But there was a reason why the jihadists selected him as a judge. Daouda is a Salafist, a Saudi-trained scholar who had long preached against the Sufi practice of praying at the graves of holy men. He continues to espouse a deeply conservative faith that is at odds with the syncretic Islam, which blends many religious customs, that is traditionally practised in Mali.
Daouda eventually resigned from the sharia court, not because its sentences were too extreme, but because the jihadists refused to execute one of their own Arab fighters who killed a child.They believed that the soul of a white person is more important than the soul of a black person, he explained.
Despite his role in abuses during the occupation, Daouda has remained an influential figure in Timbuktu. With state authorities all but absent from the region, an investigation into his collaboration with the jihadists has been dropped, and his school remains one of the biggest providers of education in town.Jack Watling and Paul Raymond
Another battleground against radical Islamism in Western Africa – and again, like the rise of Boko Haram in Nigeria, sponsored in secret by the Wahhabi religious movement from Saudi Arabia. Despite worrying trends, I find the quote above from Imam Daouda Ali Maiga promising; at least on the issue of racial equality there seems to be a common ground with conservative Islam.

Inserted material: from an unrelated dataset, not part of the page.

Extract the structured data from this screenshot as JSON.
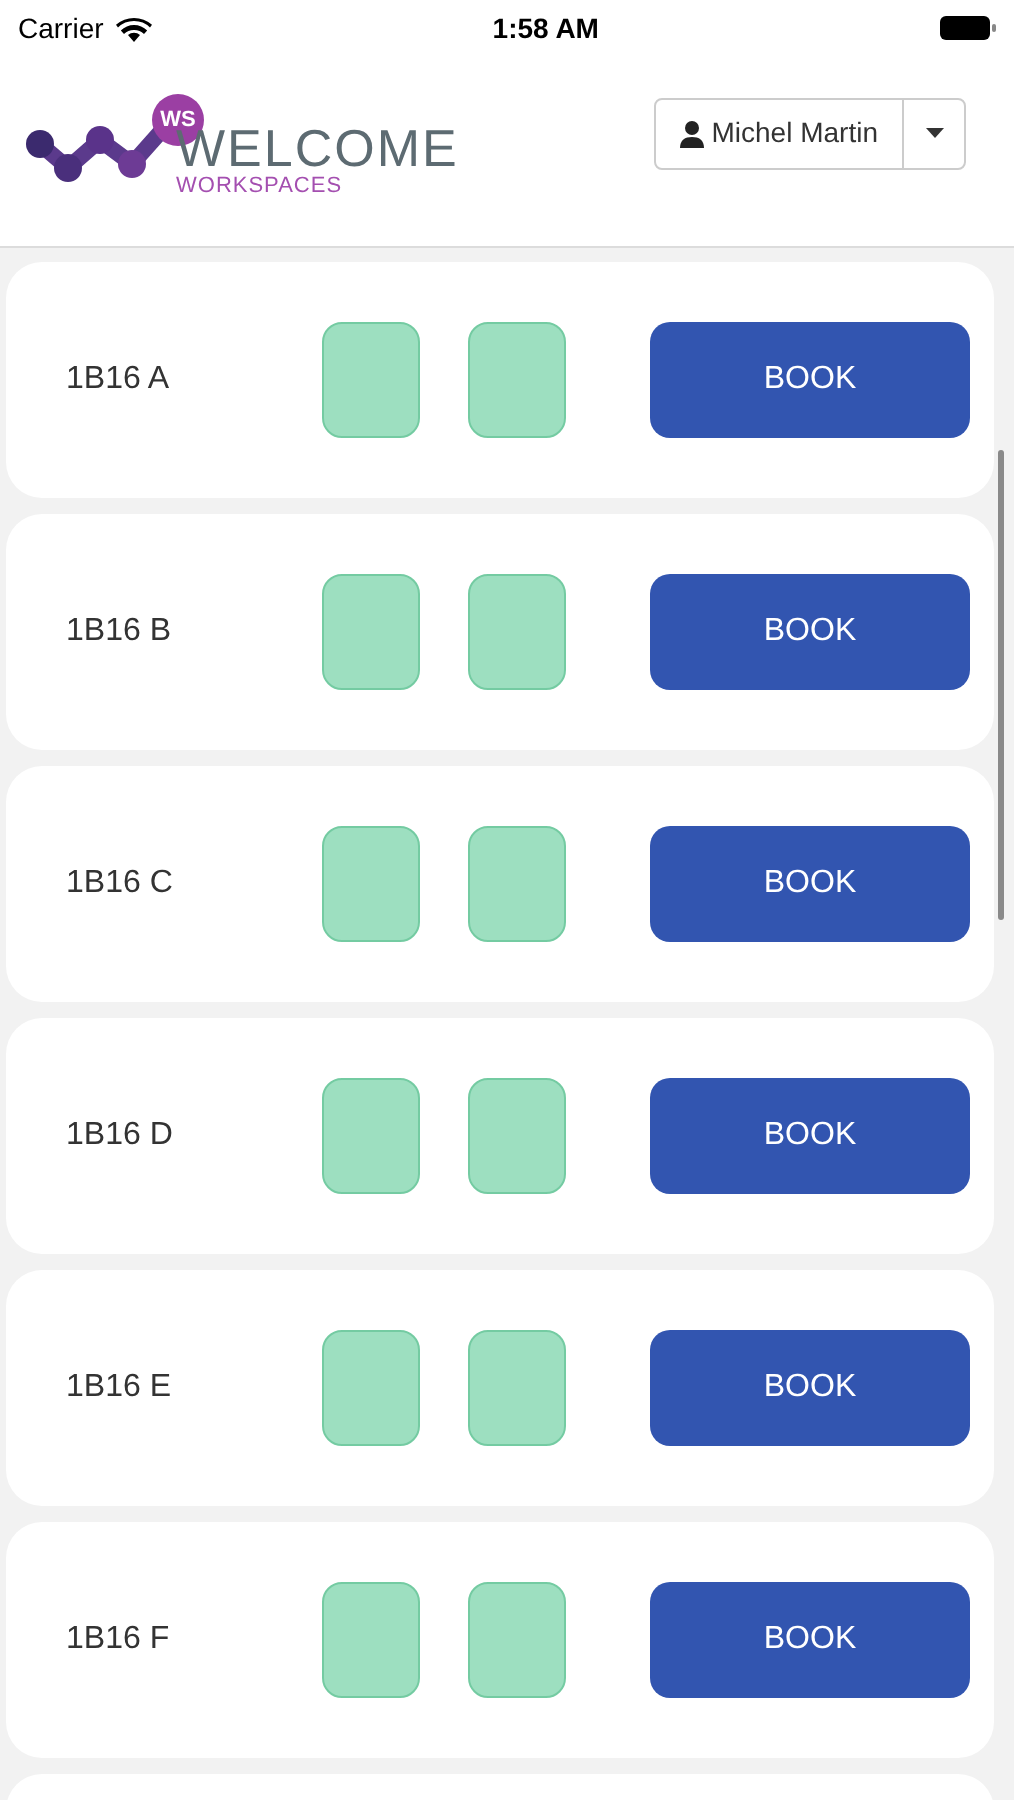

Haïdara has become deeply concerned by the politicisation of religion.The constitution is secular, he explained.But some of Mali’s Islamic leadership got involved in politics. I totally reject this. Everybody needs religious leaders: they go to them with their dead so they can pray over the funeral. If they have a wedding, they need them to lead the ceremony. If there is a conflict between two people, the imams resolve the situation. Politicians are all against each other. An imam shouldn’t be against anyone.